> _EXERCISE INSTRUCTIONS_:
How many lines in these records hold the string "pinyin"? State only that number.

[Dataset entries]
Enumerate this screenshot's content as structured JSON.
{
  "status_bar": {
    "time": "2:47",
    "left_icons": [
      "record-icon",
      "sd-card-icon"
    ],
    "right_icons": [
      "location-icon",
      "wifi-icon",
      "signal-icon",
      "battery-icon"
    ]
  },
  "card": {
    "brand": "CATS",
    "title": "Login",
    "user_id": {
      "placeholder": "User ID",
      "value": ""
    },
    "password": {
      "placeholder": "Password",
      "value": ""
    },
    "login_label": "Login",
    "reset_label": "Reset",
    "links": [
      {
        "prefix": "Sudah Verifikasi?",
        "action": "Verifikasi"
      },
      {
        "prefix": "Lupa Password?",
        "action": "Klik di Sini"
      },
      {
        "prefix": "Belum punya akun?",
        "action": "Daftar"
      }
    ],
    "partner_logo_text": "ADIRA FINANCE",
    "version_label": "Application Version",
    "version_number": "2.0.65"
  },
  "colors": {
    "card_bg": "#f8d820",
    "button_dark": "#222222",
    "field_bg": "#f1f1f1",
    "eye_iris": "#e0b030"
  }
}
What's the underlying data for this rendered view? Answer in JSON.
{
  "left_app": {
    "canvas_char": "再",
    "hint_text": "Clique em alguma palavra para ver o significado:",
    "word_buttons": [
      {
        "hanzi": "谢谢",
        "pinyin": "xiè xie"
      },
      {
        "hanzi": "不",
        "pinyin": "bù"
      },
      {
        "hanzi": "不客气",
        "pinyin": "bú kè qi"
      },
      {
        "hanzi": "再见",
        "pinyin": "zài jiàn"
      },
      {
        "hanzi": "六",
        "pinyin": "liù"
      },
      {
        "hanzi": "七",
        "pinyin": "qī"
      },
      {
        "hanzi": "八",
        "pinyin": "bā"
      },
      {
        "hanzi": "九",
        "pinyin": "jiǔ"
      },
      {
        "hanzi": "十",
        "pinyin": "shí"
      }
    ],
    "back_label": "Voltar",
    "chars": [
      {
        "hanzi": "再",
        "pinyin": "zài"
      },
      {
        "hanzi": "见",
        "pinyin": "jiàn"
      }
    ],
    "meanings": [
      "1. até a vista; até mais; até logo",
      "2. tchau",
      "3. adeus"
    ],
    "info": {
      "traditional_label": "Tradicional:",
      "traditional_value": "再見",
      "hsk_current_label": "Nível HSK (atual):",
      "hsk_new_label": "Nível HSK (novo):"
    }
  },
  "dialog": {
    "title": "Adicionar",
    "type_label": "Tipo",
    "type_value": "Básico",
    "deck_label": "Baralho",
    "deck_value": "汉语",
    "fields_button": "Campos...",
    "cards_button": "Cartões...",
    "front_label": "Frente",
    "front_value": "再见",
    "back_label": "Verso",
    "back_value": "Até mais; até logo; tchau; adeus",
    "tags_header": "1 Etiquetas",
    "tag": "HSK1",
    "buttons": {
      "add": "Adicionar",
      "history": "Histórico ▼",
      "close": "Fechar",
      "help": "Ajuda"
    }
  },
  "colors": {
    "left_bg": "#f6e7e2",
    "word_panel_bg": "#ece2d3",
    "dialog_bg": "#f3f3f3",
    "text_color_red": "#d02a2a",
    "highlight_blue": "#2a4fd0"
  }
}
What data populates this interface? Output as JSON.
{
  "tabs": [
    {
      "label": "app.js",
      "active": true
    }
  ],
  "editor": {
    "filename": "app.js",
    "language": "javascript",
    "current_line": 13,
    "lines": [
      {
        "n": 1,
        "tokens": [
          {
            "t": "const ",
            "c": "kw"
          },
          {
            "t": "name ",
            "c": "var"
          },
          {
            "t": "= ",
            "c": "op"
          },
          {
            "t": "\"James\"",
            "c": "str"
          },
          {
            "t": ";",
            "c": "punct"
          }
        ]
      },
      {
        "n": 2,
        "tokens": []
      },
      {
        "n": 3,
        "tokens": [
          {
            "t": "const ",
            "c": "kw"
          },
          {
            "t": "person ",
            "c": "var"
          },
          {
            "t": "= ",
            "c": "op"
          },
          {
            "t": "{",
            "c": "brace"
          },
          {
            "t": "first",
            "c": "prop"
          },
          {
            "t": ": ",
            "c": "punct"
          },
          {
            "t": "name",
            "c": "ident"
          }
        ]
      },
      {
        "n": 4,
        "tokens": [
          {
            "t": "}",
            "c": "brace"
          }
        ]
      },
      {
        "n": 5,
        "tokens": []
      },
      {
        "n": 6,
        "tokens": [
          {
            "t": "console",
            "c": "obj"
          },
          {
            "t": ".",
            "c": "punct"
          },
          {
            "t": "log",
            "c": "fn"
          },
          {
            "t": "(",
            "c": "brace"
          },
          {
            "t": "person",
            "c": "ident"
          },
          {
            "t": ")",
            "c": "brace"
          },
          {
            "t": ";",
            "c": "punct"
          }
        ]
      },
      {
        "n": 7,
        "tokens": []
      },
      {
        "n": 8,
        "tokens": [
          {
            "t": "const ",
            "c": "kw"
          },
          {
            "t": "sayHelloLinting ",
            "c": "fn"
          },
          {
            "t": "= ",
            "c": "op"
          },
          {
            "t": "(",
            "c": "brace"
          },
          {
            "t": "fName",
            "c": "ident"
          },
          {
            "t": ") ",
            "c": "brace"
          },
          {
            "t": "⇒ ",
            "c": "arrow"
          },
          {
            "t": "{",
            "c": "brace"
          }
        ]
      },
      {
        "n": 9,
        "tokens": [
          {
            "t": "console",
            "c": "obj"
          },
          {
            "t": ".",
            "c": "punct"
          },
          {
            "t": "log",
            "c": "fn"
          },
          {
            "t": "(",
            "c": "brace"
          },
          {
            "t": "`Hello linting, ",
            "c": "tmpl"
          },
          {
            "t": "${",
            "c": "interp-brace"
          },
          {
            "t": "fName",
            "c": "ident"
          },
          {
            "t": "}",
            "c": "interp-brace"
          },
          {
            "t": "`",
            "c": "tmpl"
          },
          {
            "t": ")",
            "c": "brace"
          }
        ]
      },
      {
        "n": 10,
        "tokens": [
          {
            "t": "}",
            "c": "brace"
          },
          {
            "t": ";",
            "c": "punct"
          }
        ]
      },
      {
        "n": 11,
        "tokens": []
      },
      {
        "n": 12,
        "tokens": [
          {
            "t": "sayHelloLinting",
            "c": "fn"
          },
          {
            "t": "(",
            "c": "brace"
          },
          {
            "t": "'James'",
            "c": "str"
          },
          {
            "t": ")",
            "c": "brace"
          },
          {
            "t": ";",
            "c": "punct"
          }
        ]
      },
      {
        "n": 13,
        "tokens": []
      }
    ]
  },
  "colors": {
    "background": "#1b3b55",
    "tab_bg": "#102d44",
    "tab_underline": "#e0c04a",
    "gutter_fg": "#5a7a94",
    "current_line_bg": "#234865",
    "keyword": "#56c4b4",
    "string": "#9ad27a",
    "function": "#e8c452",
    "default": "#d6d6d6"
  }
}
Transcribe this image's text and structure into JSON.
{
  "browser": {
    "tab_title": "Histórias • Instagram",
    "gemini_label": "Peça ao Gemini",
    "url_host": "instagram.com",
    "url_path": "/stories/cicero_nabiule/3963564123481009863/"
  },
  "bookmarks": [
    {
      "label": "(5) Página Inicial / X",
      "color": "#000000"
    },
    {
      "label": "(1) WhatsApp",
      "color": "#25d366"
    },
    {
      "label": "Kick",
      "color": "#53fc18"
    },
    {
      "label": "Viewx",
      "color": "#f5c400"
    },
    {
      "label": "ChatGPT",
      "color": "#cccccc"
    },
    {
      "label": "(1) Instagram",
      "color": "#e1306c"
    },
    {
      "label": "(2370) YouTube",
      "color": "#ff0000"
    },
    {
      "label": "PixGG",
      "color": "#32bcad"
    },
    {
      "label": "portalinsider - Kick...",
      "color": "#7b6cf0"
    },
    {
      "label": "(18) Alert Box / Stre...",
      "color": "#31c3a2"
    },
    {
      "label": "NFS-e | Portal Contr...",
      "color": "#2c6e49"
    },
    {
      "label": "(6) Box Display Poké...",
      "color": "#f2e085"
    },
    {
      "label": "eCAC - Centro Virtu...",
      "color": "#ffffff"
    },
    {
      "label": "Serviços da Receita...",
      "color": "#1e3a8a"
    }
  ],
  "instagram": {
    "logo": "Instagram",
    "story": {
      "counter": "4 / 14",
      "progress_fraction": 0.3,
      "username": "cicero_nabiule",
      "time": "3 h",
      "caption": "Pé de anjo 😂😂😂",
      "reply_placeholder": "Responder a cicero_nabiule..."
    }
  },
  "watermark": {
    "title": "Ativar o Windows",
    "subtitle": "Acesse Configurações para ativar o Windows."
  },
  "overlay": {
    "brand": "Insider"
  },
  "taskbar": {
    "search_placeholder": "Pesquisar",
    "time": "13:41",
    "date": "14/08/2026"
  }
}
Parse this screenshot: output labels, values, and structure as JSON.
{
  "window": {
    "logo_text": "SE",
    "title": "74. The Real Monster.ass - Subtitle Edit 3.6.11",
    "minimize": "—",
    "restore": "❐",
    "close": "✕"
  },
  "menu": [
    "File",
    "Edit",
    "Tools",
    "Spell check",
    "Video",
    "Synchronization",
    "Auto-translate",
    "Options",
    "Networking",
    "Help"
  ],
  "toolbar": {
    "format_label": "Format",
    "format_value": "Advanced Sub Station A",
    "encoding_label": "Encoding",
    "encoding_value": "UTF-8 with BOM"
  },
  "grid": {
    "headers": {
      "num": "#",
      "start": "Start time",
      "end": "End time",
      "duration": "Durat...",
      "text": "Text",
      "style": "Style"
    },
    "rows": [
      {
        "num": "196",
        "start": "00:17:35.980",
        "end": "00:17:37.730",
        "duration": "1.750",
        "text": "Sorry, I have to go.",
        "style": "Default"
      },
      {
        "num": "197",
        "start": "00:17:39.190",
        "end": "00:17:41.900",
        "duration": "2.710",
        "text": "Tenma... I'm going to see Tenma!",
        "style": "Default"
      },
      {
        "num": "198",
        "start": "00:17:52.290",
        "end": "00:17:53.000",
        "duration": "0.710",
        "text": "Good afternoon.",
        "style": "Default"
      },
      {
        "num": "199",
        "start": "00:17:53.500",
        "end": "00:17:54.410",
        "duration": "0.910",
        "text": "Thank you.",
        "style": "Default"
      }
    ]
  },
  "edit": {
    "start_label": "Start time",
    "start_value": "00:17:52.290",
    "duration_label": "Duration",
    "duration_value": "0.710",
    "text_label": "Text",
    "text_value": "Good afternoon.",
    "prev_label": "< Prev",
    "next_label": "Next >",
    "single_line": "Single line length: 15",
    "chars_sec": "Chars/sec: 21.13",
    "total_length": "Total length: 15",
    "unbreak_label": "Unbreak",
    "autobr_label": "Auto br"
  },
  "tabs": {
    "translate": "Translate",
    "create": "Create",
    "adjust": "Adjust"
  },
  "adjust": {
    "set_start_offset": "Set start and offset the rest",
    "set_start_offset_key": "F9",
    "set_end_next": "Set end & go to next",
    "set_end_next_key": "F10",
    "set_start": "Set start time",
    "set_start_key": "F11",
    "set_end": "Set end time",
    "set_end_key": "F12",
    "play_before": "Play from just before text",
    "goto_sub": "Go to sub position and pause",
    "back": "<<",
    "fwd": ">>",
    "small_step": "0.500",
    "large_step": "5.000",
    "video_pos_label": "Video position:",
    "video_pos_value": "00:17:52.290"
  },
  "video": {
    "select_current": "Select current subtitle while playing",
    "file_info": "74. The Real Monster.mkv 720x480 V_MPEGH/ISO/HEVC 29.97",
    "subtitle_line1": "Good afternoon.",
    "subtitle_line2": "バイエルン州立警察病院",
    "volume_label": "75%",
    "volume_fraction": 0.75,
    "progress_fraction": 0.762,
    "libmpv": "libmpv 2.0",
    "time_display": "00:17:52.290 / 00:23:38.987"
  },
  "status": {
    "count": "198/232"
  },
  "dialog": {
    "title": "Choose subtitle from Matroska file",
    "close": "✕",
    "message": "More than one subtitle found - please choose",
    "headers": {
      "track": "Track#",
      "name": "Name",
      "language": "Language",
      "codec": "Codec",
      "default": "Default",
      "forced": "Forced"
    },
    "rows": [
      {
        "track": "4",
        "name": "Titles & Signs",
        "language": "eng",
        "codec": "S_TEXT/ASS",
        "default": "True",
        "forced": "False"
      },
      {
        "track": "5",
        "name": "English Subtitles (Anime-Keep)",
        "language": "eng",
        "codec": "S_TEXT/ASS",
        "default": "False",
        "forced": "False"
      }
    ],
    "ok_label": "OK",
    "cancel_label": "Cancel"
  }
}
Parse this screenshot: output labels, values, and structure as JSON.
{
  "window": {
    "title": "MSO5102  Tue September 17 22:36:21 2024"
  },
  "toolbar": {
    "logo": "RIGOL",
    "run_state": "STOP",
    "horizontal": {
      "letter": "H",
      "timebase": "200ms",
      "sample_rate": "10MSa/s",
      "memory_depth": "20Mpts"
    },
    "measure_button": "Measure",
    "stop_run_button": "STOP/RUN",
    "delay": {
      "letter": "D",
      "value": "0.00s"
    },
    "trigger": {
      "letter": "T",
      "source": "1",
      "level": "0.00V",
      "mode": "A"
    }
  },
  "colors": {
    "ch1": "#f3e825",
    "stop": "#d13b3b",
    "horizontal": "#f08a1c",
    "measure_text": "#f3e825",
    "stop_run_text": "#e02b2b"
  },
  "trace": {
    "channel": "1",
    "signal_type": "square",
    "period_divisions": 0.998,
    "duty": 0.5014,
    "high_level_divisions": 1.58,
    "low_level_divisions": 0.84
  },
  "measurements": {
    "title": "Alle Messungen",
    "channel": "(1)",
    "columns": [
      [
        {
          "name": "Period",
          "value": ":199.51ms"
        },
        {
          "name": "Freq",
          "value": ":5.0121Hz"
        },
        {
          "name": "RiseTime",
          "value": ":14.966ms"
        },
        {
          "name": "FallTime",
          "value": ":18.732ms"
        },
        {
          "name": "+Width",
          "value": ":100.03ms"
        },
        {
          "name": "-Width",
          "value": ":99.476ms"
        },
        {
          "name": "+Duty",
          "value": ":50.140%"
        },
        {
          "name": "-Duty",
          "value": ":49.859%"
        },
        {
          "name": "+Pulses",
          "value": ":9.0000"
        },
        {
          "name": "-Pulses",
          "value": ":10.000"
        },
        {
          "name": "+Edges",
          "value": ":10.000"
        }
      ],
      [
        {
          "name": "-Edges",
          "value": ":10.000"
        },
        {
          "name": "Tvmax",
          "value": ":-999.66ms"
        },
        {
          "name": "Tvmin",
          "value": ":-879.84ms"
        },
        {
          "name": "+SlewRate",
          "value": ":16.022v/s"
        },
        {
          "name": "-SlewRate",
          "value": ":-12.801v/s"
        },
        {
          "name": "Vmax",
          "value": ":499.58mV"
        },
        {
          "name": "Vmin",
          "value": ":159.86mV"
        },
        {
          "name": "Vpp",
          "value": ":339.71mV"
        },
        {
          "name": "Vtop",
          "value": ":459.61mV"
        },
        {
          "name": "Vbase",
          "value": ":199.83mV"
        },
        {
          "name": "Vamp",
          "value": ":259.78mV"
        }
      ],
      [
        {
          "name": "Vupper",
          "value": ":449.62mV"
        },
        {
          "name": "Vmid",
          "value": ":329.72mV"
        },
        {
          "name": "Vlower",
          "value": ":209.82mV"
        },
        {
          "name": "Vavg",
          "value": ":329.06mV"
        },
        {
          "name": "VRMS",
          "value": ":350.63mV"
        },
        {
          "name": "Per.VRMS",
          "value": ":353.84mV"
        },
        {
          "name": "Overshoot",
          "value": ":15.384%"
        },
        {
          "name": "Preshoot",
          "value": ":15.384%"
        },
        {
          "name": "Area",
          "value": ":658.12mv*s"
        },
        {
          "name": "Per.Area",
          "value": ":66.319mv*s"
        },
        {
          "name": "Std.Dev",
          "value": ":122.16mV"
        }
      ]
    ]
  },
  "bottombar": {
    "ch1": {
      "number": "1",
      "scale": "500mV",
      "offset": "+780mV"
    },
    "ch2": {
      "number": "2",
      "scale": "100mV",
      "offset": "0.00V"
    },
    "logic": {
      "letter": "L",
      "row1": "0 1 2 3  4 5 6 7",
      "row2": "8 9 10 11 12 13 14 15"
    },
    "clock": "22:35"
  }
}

> _SOLUTION TO THIS EXERCISE_:
11